Defending conservative credentials
This source called McCain’s decision to speak to the Federalists “an attempt to improve his credibility” with conservatives and “a chance to demonstrate his commitment to and knowledge of the judges issue.”

McCain explicitly addressed his role as a leader of the Gang of 14, saying he was “proud of my role persuading my fellow Republican senators to respect the limits of our own power and not abolish the (judicial) filibuster rule.”

He said he and other GOP senators had focused “on assuring that a high percentage of the president’s nominees have been confirmed. These judges and justices will interpret our Constitution as our founders intended it.”

Commitment to originalism
McCain reminded the group that he had supported the nomination even of very conservative judges such as Pryor and Janice Rogers Brown.

He lavished praise on Chief Justice John Roberts and Alito who, he said, “were serving with such distinction on our Supreme Court.”

Carter Snead, a Federalist Society member who is a law professor at Notre Dame University and former counsel to President Bush’s Council on Bioethics, praised McCain’s speech saying, “I was astonished by how far he was willing to go in broaching the subject of the kinds of judges that he admires. He essentially committed himself to originalism: he used the phrase ‘the original intent’ of the statute or Constitution. He sent a clear message that he shares President Bush’s view of the judiciary. I was surprised by how forthcoming he was.”

Another positive, but more guarded review came from first-year Harvard Law student Claudio Simpkins. “It was a very good speech, but it’s still very early for him and he’s not trying to give away too much substance,” Simpkins said.

“I question how far he would go to see more judges confirmed,” he added. “Look at what he said about the Gang of 14…. He wasn’t willing to go the full 110 percent” to see conservative nominees get Senate confirmation.”
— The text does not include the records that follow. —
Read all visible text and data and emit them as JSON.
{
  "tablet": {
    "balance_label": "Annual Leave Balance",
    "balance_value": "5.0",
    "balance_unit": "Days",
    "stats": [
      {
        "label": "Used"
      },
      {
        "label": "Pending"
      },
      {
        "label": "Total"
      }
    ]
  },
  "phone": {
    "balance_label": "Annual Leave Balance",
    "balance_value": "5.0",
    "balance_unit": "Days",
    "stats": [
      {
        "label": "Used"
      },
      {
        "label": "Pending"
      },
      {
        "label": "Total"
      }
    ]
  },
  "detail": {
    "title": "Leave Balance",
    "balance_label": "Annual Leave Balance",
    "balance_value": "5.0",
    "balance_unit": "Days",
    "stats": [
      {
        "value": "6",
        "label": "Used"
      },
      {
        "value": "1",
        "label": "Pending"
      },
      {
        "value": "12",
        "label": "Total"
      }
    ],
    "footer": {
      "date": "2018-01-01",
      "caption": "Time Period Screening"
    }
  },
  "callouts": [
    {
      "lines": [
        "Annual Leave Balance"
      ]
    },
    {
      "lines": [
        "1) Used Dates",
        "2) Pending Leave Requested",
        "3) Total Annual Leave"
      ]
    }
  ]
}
Yet to be seen: how vigorously McCain – and other GOP senators – will fight to get Bush’s judicial nominees confirmed now that the Democrats control the Senate.